Accountability within the organisation was noted by most respondents as being crucial. This included evaluating diversity schemes and ensuring that the person charged with overall responsibility for diversity has credibility within the organisation and treats diversity as a core value.
One respondent from a large law firm indicated that a compulsory part of the annual review for their partners was involvement and commitment to diversity. Another respondent indicated it was necessary to facilitate the process for people to become involved in diversity programmes. A forced or abstract approach to diversity was ineffective.
All respondents indicated that diversity was very important for business development, as diversity evolved from being a “moral good” to also being good for business. Clients often expected the firms to have a diversity policy in place and would check that such policies were implemented in everyday practice. One respondent indicated that in having a diverse workforce, you have a wide sector of views, allowing a firm, and therefore its clients, to consider issues in innovative ways.
The year 2011 is a time of change in legal education and training. We can utilise this opportunity to achieve greater diversity in the profession with a system of coherent projects and opportunities for students and new entrants. A monitoring system for new entrants is crucial so that we may have appropriate data to allow us to evaluate the makeup of the profession, and focus on areas which need attention.
It will take a dedicated and proactive approach to succeed in transforming diversity policy into practice. The implementation needs to be ongoing: in the words of Professor David Wilkins, diversity is a journey and not a trip.

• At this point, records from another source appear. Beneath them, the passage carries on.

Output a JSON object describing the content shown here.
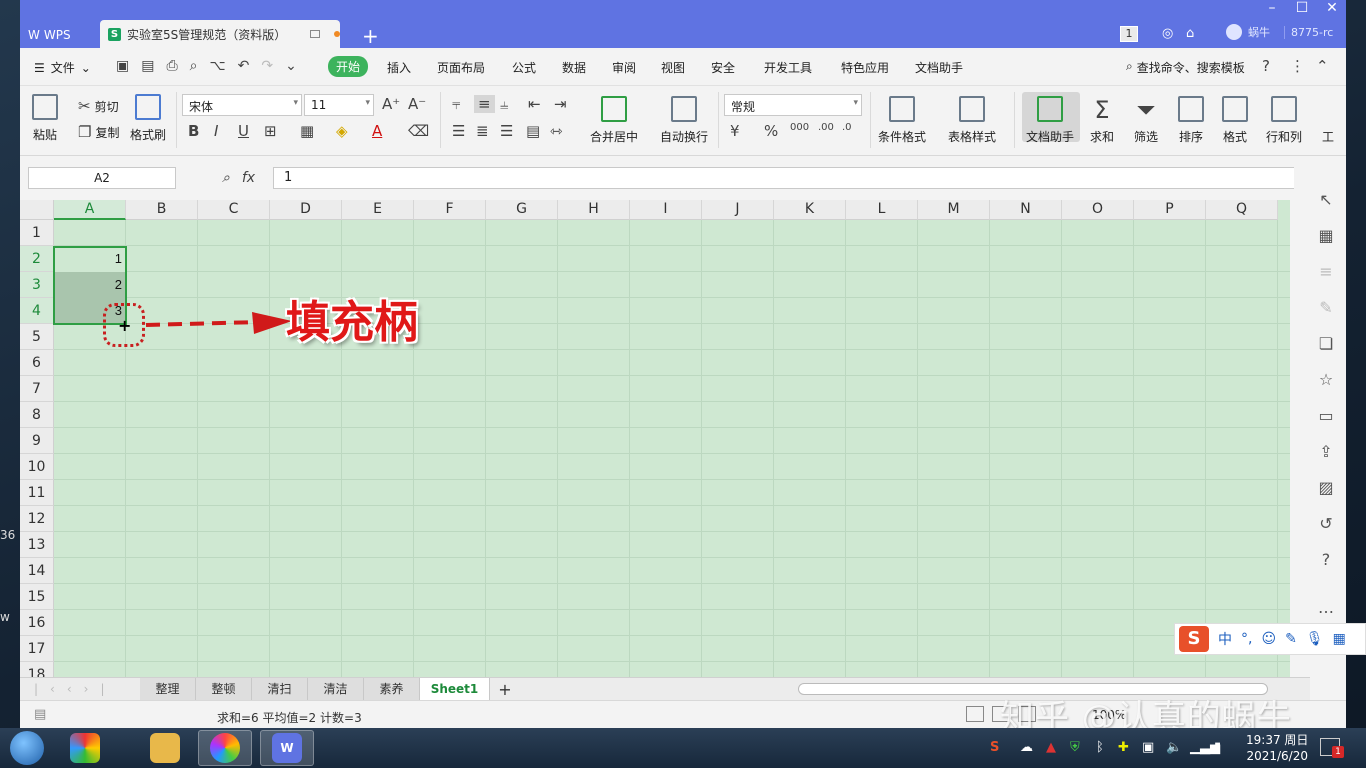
{
  "titlebar": {
    "app_tab": "WPS",
    "doc_tab": "实验室5S管理规范（资料版）",
    "new_tab": "+",
    "badge": "1",
    "user_name": "蜗牛",
    "account": "8775-rc"
  },
  "menu": {
    "file": "文件",
    "items": [
      "开始",
      "插入",
      "页面布局",
      "公式",
      "数据",
      "审阅",
      "视图",
      "安全",
      "开发工具",
      "特色应用",
      "文档助手"
    ],
    "search": "查找命令、搜索模板"
  },
  "ribbon": {
    "cut": "剪切",
    "copy": "复制",
    "paste": "粘贴",
    "format_painter": "格式刷",
    "font_name": "宋体",
    "font_size": "11",
    "merge_center": "合并居中",
    "wrap_text": "自动换行",
    "number_format": "常规",
    "cond_format": "条件格式",
    "table_style": "表格样式",
    "doc_assistant": "文档助手",
    "sum": "求和",
    "filter": "筛选",
    "sort": "排序",
    "format": "格式",
    "rows_cols": "行和列",
    "workbook": "工"
  },
  "formula_bar": {
    "name_box": "A2",
    "fx": "fx",
    "value": "1"
  },
  "grid": {
    "columns": [
      "A",
      "B",
      "C",
      "D",
      "E",
      "F",
      "G",
      "H",
      "I",
      "J",
      "K",
      "L",
      "M",
      "N",
      "O",
      "P",
      "Q"
    ],
    "rows": [
      "1",
      "2",
      "3",
      "4",
      "5",
      "6",
      "7",
      "8",
      "9",
      "10",
      "11",
      "12",
      "13",
      "14",
      "15",
      "16",
      "17",
      "18"
    ],
    "cells": {
      "A2": "1",
      "A3": "2",
      "A4": "3"
    }
  },
  "annotation": "填充柄",
  "sheets": [
    "整理",
    "整顿",
    "清扫",
    "清洁",
    "素养",
    "Sheet1"
  ],
  "active_sheet": "Sheet1",
  "status": {
    "stats": "求和=6  平均值=2  计数=3",
    "zoom": "100%"
  },
  "watermark": "知乎 @认真的蜗牛",
  "ime": {
    "mode": "中",
    "punct": "°,"
  },
  "taskbar": {
    "time": "19:37 周日",
    "date": "2021/6/20",
    "notify_count": "1"
  },
  "desktop_fragments": [
    "36",
    "w"
  ]
}
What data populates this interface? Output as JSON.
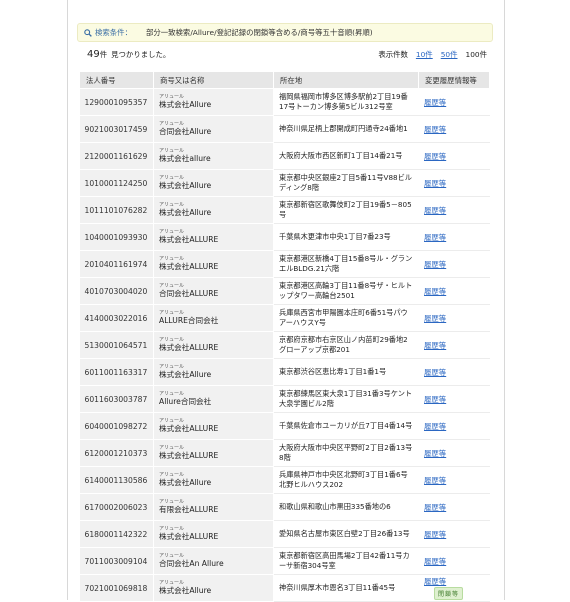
{
  "search": {
    "label": "検索条件：",
    "conditions": "部分一致検索/Allure/登記記録の閉鎖等含める/商号等五十音順(昇順)"
  },
  "results": {
    "count": "49",
    "count_unit": "件",
    "found_text": "見つかりました。",
    "per_page_label": "表示件数",
    "per_page_options": [
      "10件",
      "50件"
    ],
    "per_page_current": "100件"
  },
  "table": {
    "headers": [
      "法人番号",
      "商号又は名称",
      "所在地",
      "変更履歴情報等"
    ],
    "rows": [
      {
        "number": "1290001095357",
        "kana": "アリュール",
        "name": "株式会社Allure",
        "address": "福岡県福岡市博多区博多駅前2丁目19番17号トーカン博多第5ビル312号室",
        "history": "履歴等",
        "badge": ""
      },
      {
        "number": "9021003017459",
        "kana": "アリュール",
        "name": "合同会社Allure",
        "address": "神奈川県足柄上郡開成町円通寺24番地1",
        "history": "履歴等",
        "badge": ""
      },
      {
        "number": "2120001161629",
        "kana": "アリュール",
        "name": "株式会社allure",
        "address": "大阪府大阪市西区新町1丁目14番21号",
        "history": "履歴等",
        "badge": ""
      },
      {
        "number": "1010001124250",
        "kana": "アリュール",
        "name": "株式会社Allure",
        "address": "東京都中央区銀座2丁目5番11号V88ビルディング8階",
        "history": "履歴等",
        "badge": ""
      },
      {
        "number": "1011101076282",
        "kana": "アリュール",
        "name": "株式会社Allure",
        "address": "東京都新宿区歌舞伎町2丁目19番5－805号",
        "history": "履歴等",
        "badge": ""
      },
      {
        "number": "1040001093930",
        "kana": "アリュール",
        "name": "株式会社ALLURE",
        "address": "千葉県木更津市中央1丁目7番23号",
        "history": "履歴等",
        "badge": ""
      },
      {
        "number": "2010401161974",
        "kana": "アリュール",
        "name": "株式会社ALLURE",
        "address": "東京都港区新橋4丁目15番8号ル・グランエルBLDG.21六階",
        "history": "履歴等",
        "badge": ""
      },
      {
        "number": "4010703004020",
        "kana": "アリュール",
        "name": "合同会社ALLURE",
        "address": "東京都港区高輪3丁目11番8号ザ・ヒルトップタワー高輪台2501",
        "history": "履歴等",
        "badge": ""
      },
      {
        "number": "4140003022016",
        "kana": "アリュール",
        "name": "ALLURE合同会社",
        "address": "兵庫県西宮市甲陽園本庄町6番51号パウアーハウスY号",
        "history": "履歴等",
        "badge": ""
      },
      {
        "number": "5130001064571",
        "kana": "アリュール",
        "name": "株式会社ALLURE",
        "address": "京都府京都市右京区山ノ内苗町29番地2グローアップ京都201",
        "history": "履歴等",
        "badge": ""
      },
      {
        "number": "6011001163317",
        "kana": "アリュール",
        "name": "株式会社Allure",
        "address": "東京都渋谷区恵比寿1丁目1番1号",
        "history": "履歴等",
        "badge": ""
      },
      {
        "number": "6011603003787",
        "kana": "アリュール",
        "name": "Allure合同会社",
        "address": "東京都練馬区東大泉1丁目31番3号ケント大泉学園ビル2階",
        "history": "履歴等",
        "badge": ""
      },
      {
        "number": "6040001098272",
        "kana": "アリュール",
        "name": "株式会社ALLURE",
        "address": "千葉県佐倉市ユーカリが丘7丁目4番14号",
        "history": "履歴等",
        "badge": ""
      },
      {
        "number": "6120001210373",
        "kana": "アリュール",
        "name": "株式会社ALLURE",
        "address": "大阪府大阪市中央区平野町2丁目2番13号8階",
        "history": "履歴等",
        "badge": ""
      },
      {
        "number": "6140001130586",
        "kana": "アリュール",
        "name": "株式会社Allure",
        "address": "兵庫県神戸市中央区北野町3丁目1番6号北野ヒルハウス202",
        "history": "履歴等",
        "badge": ""
      },
      {
        "number": "6170002006023",
        "kana": "アリュール",
        "name": "有限会社ALLURE",
        "address": "和歌山県和歌山市黒田335番地の6",
        "history": "履歴等",
        "badge": ""
      },
      {
        "number": "6180001142322",
        "kana": "アリュール",
        "name": "株式会社ALLURE",
        "address": "愛知県名古屋市東区白壁2丁目26番13号",
        "history": "履歴等",
        "badge": ""
      },
      {
        "number": "7011003009104",
        "kana": "アリュール",
        "name": "合同会社An Allure",
        "address": "東京都新宿区高田馬場2丁目42番11号カーサ新宿304号室",
        "history": "履歴等",
        "badge": ""
      },
      {
        "number": "7021001069818",
        "kana": "アリュール",
        "name": "株式会社Allure",
        "address": "神奈川県厚木市恩名3丁目11番45号",
        "history": "履歴等",
        "badge": "閉鎖等"
      }
    ]
  }
}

Sarah Miller is an assistant solicitor with Simpson and Marwick. She was a Link student with the GOALS (Greater Opportunity of Access and Learning with Schools) project while a student at the University of Glasgow. She was awarded the Thyne Scholarship 2009 by the English Speaking Union and spent a month in the USA researching diversity in the legal profession. The views contained within the article are her own.